Prompt
The number of lines below that contain the word "will" is all that the answer should hold.

Extracted data
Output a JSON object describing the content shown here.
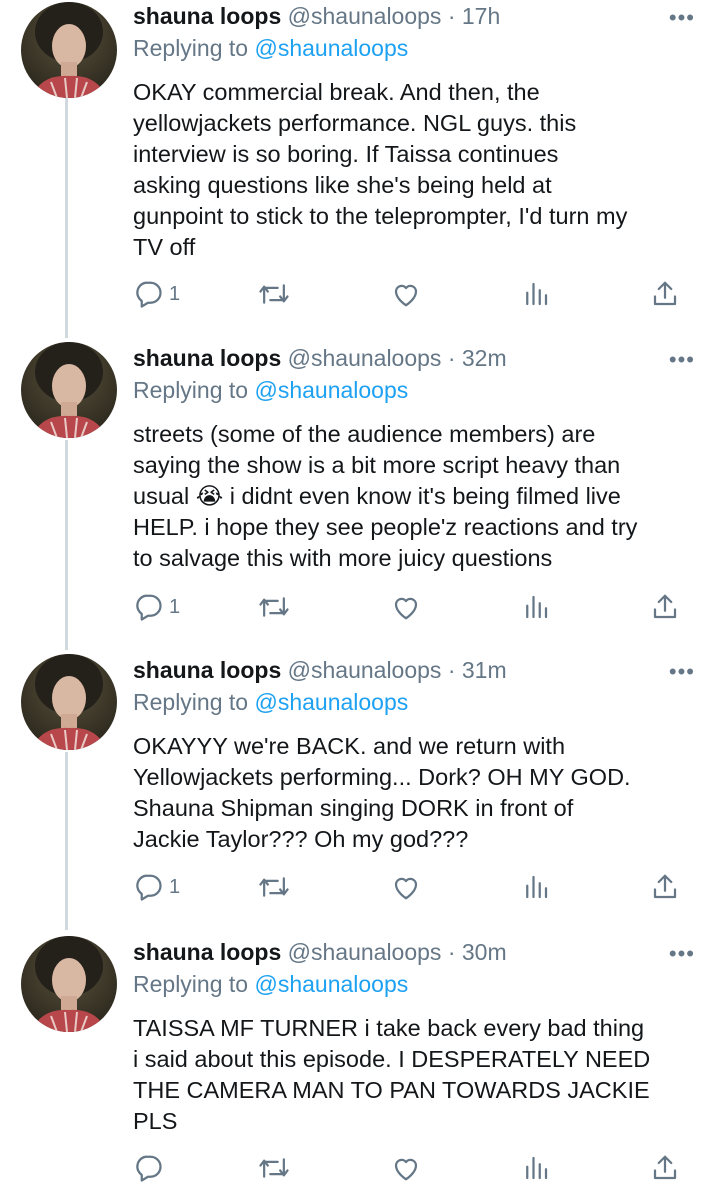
{
  "tweets": [
    {
      "name": "shauna loops",
      "handle": "@shaunaloops",
      "separator": "·",
      "time": "17h",
      "replying_prefix": "Replying to",
      "replying_handle": "@shaunaloops",
      "text": "OKAY commercial break. And then, the\nyellowjackets performance. NGL guys. this\ninterview is so boring. If Taissa continues\nasking questions like she's being held at\ngunpoint to stick to the teleprompter, I'd turn my\nTV off",
      "reply_count": "1"
    },
    {
      "name": "shauna loops",
      "handle": "@shaunaloops",
      "separator": "·",
      "time": "32m",
      "replying_prefix": "Replying to",
      "replying_handle": "@shaunaloops",
      "text": "streets (some of the audience members) are\nsaying the show is a bit more script heavy than\nusual 😭 i didnt even know it's being filmed live\nHELP. i hope they see people'z reactions and try\nto salvage this with more juicy questions",
      "reply_count": "1"
    },
    {
      "name": "shauna loops",
      "handle": "@shaunaloops",
      "separator": "·",
      "time": "31m",
      "replying_prefix": "Replying to",
      "replying_handle": "@shaunaloops",
      "text": "OKAYYY we're BACK. and we return with\nYellowjackets performing... Dork? OH MY GOD.\nShauna Shipman singing DORK in front of\nJackie Taylor??? Oh my god???",
      "reply_count": "1"
    },
    {
      "name": "shauna loops",
      "handle": "@shaunaloops",
      "separator": "·",
      "time": "30m",
      "replying_prefix": "Replying to",
      "replying_handle": "@shaunaloops",
      "text": "TAISSA MF TURNER i take back every bad thing\ni said about this episode. I DESPERATELY NEED\nTHE CAMERA MAN TO PAN TOWARDS JACKIE\nPLS",
      "reply_count": ""
    }
  ],
  "icons": {
    "more": "more-options-icon",
    "reply": "reply-icon",
    "retweet": "retweet-icon",
    "like": "like-icon",
    "analytics": "analytics-icon",
    "share": "share-icon"
  },
  "colors": {
    "link": "#1da1f2",
    "secondary_text": "#657786",
    "thread_line": "#cfd9de"
  }
}
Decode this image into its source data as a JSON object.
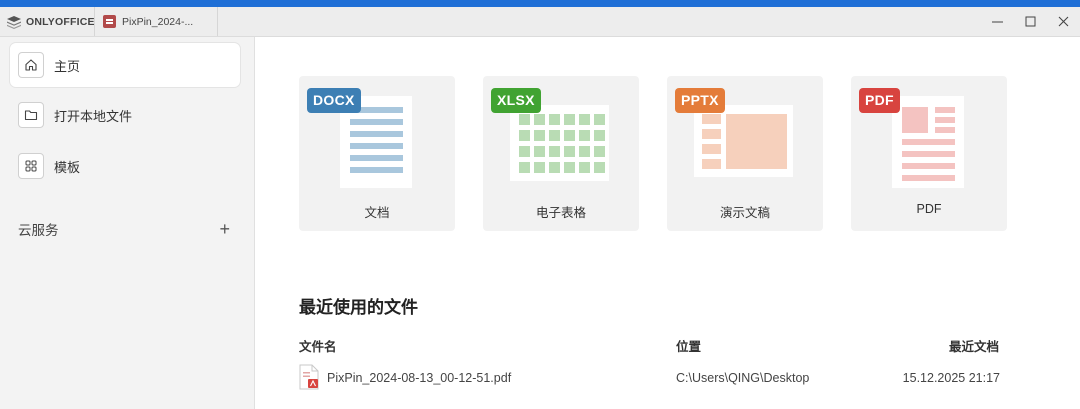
{
  "app": {
    "name": "ONLYOFFICE"
  },
  "tabs": [
    {
      "label": "PixPin_2024-..."
    }
  ],
  "window_controls": {
    "minimize": "—",
    "maximize": "☐",
    "close": "✕"
  },
  "sidebar": {
    "items": [
      {
        "label": "主页",
        "icon": "home-icon",
        "active": true
      },
      {
        "label": "打开本地文件",
        "icon": "folder-icon",
        "active": false
      },
      {
        "label": "模板",
        "icon": "templates-icon",
        "active": false
      }
    ],
    "cloud": {
      "label": "云服务",
      "add": "+"
    }
  },
  "create_cards": [
    {
      "badge": "DOCX",
      "label": "文档",
      "color": "#3d7fb4"
    },
    {
      "badge": "XLSX",
      "label": "电子表格",
      "color": "#41a332"
    },
    {
      "badge": "PPTX",
      "label": "演示文稿",
      "color": "#e47c3a"
    },
    {
      "badge": "PDF",
      "label": "PDF",
      "color": "#d8443f"
    }
  ],
  "recent": {
    "title": "最近使用的文件",
    "columns": {
      "name": "文件名",
      "location": "位置",
      "date": "最近文档"
    },
    "files": [
      {
        "name": "PixPin_2024-08-13_00-12-51.pdf",
        "location": "C:\\Users\\QING\\Desktop",
        "date": "15.12.2025 21:17",
        "icon": "pdf-file-icon"
      }
    ]
  }
}
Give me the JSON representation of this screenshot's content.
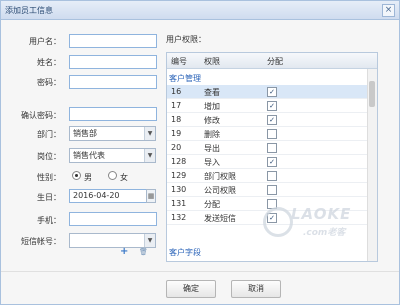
{
  "dialog": {
    "title": "添加员工信息",
    "close_glyph": "×"
  },
  "form": {
    "username": {
      "label": "用户名：",
      "value": ""
    },
    "name": {
      "label": "姓名：",
      "value": ""
    },
    "password": {
      "label": "密码：",
      "value": ""
    },
    "confirm": {
      "label": "确认密码：",
      "value": ""
    },
    "department": {
      "label": "部门：",
      "value": "销售部"
    },
    "position": {
      "label": "岗位：",
      "value": "销售代表"
    },
    "gender": {
      "label": "性别：",
      "male": "男",
      "female": "女",
      "selected": "男"
    },
    "birthday": {
      "label": "生日：",
      "value": "2016-04-20"
    },
    "phone": {
      "label": "手机：",
      "value": ""
    },
    "sms": {
      "label": "短信帐号：",
      "value": ""
    }
  },
  "permissions": {
    "label": "用户权限：",
    "columns": [
      "编号",
      "权限",
      "分配"
    ],
    "group1": "客户管理",
    "group2": "客户字段",
    "rows": [
      {
        "id": "16",
        "name": "查看",
        "checked": true
      },
      {
        "id": "17",
        "name": "增加",
        "checked": true
      },
      {
        "id": "18",
        "name": "修改",
        "checked": true
      },
      {
        "id": "19",
        "name": "删除",
        "checked": false
      },
      {
        "id": "20",
        "name": "导出",
        "checked": false
      },
      {
        "id": "128",
        "name": "导入",
        "checked": true
      },
      {
        "id": "129",
        "name": "部门权限",
        "checked": false
      },
      {
        "id": "130",
        "name": "公司权限",
        "checked": false
      },
      {
        "id": "131",
        "name": "分配",
        "checked": false
      },
      {
        "id": "132",
        "name": "发送短信",
        "checked": true
      }
    ]
  },
  "watermark": {
    "brand": "LAOKE",
    "sub": ".com老客"
  },
  "buttons": {
    "ok": "确定",
    "cancel": "取消"
  },
  "icons": {
    "add": "+",
    "delete": "🗑",
    "calendar": "▦",
    "dropdown": "▼"
  }
}
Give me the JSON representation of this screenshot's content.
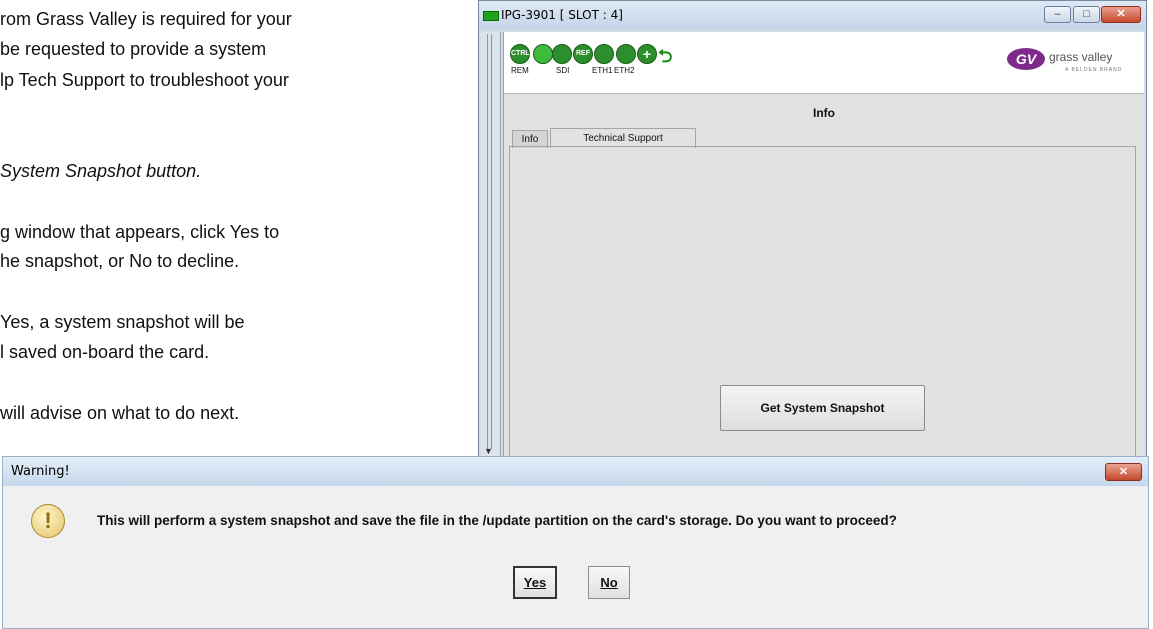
{
  "document": {
    "lines": [
      "rom Grass Valley is required for your",
      "be requested to provide a system",
      "lp Tech Support to troubleshoot your",
      "System Snapshot button.",
      "g window that appears, click  Yes to",
      "he snapshot, or No to decline.",
      "Yes, a system snapshot will be",
      "l saved on-board the card.",
      "will advise on what to do next."
    ]
  },
  "ipg_window": {
    "title": "IPG-3901 [ SLOT : 4]",
    "controls": {
      "minimize": "–",
      "maximize": "□",
      "close": "✕"
    },
    "status_leds": [
      {
        "text": "CTRL",
        "label": "REM"
      },
      {
        "text": "",
        "label": ""
      },
      {
        "text": "",
        "label": "SDI"
      },
      {
        "text": "REF",
        "label": ""
      },
      {
        "text": "",
        "label": "ETH1"
      },
      {
        "text": "",
        "label": "ETH2"
      },
      {
        "text": "+",
        "label": ""
      }
    ],
    "logo": {
      "text": "grass valley",
      "sub": "A BELDEN BRAND"
    },
    "panel_title": "Info",
    "tabs": [
      {
        "label": "Info"
      },
      {
        "label": "Technical Support"
      }
    ],
    "snapshot_button": "Get System Snapshot"
  },
  "dialog": {
    "title": "Warning!",
    "close": "✕",
    "icon": "warning-exclamation-icon",
    "message": "This will perform a system snapshot and save the file in the /update partition on the card's storage. Do you want to proceed?",
    "buttons": {
      "yes": "Yes",
      "no": "No"
    }
  }
}
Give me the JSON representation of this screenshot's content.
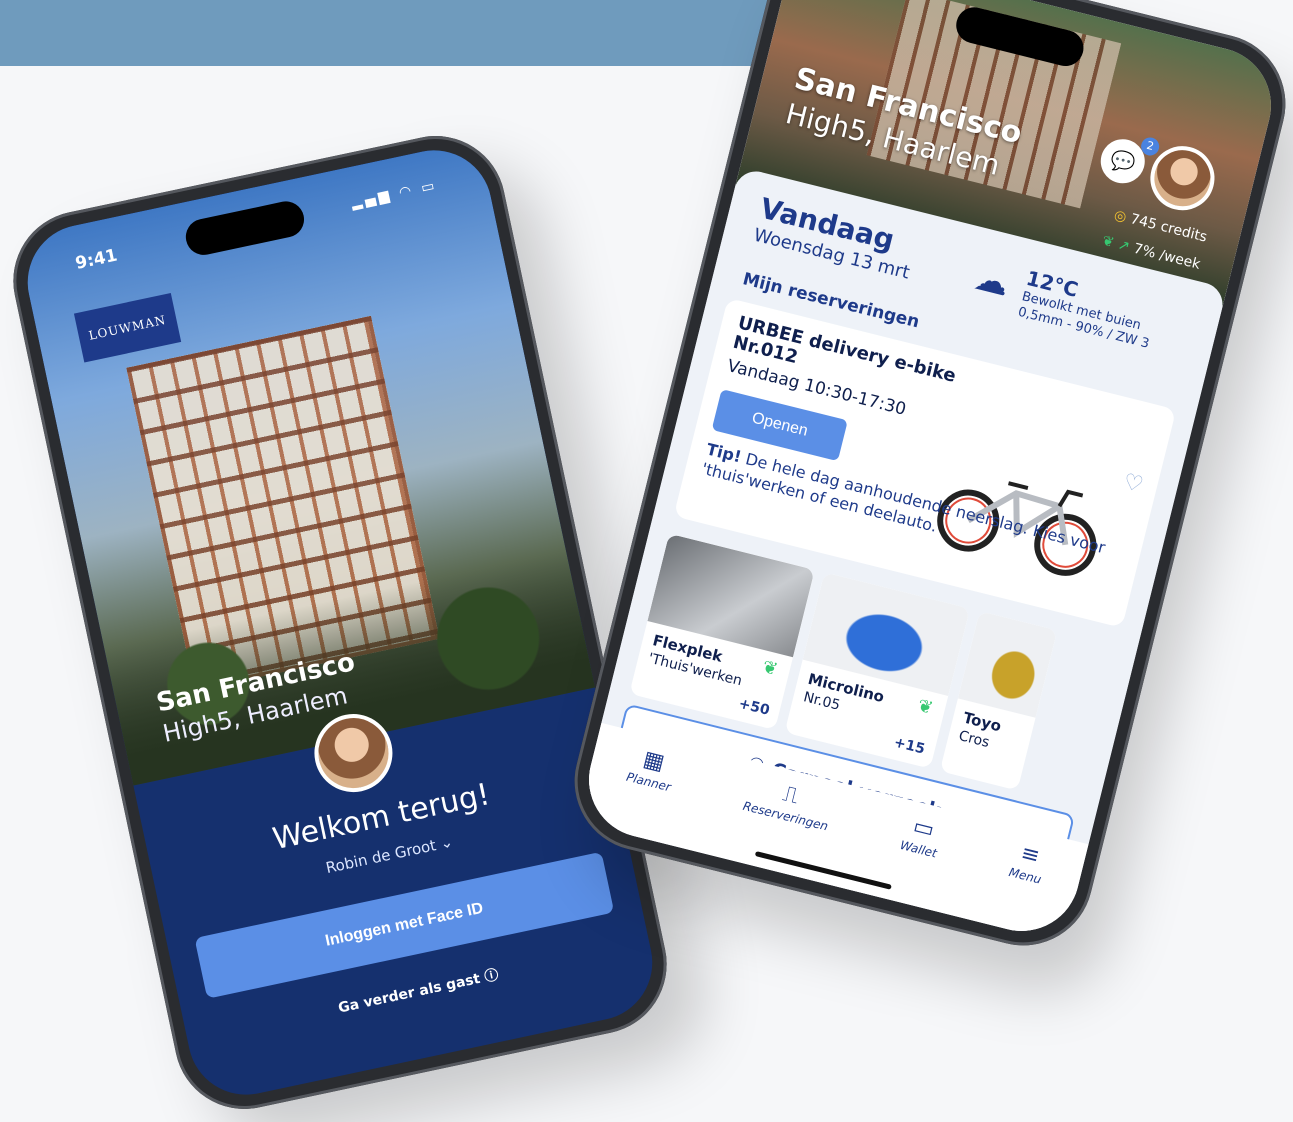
{
  "left_phone": {
    "status_time": "9:41",
    "logo": "LOUWMAN",
    "location_title": "San Francisco",
    "location_subtitle": "High5, Haarlem",
    "welcome": "Welkom terug!",
    "user_name": "Robin de Groot ⌄",
    "faceid_button": "Inloggen met Face ID",
    "guest_link": "Ga verder als gast ⓘ"
  },
  "right_phone": {
    "location_title": "San Francisco",
    "location_subtitle": "High5, Haarlem",
    "chat_badge": "2",
    "credits": "745 credits",
    "week": "7% /week",
    "today_title": "Vandaag",
    "today_date": "Woensdag 13 mrt",
    "temperature": "12°C",
    "weather_desc": "Bewolkt met buien",
    "weather_detail": "0,5mm - 90% / ZW 3",
    "reservations_heading": "Mijn reserveringen",
    "reservation": {
      "name_line1": "URBEE delivery e-bike",
      "name_line2": "Nr.012",
      "time": "Vandaag 10:30-17:30",
      "open_button": "Openen"
    },
    "tip_bold": "Tip!",
    "tip_text": " De hele dag aanhoudende neerslag. Kies voor 'thuis'werken of een deelauto.",
    "tiles": [
      {
        "name": "Flexplek",
        "sub": "'Thuis'werken",
        "score": "+50"
      },
      {
        "name": "Microlino",
        "sub": "Nr.05",
        "score": "+15"
      },
      {
        "name": "Toyo",
        "sub": "Cros"
      }
    ],
    "carpool_button": "Carpool verzoek",
    "nav": [
      {
        "label": "Planner"
      },
      {
        "label": "Reserveringen"
      },
      {
        "label": "Wallet"
      },
      {
        "label": "Menu"
      }
    ]
  },
  "colors": {
    "brand_dark": "#15306e",
    "brand_accent": "#5b8fe6",
    "top_band": "#6f9bbd",
    "eco_green": "#37c871",
    "coin_yellow": "#f2c230"
  }
}
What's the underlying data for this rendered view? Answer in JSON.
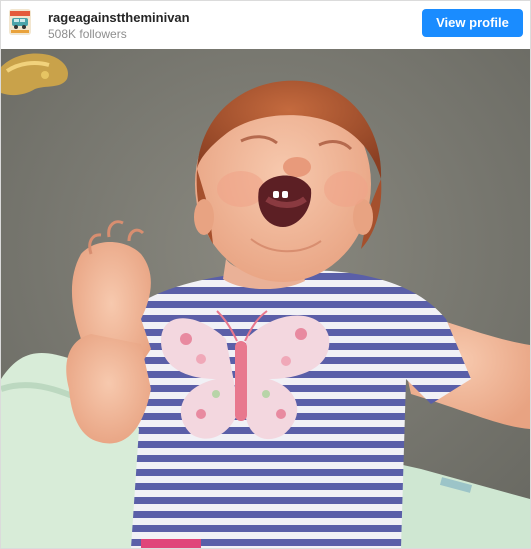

Final answer
3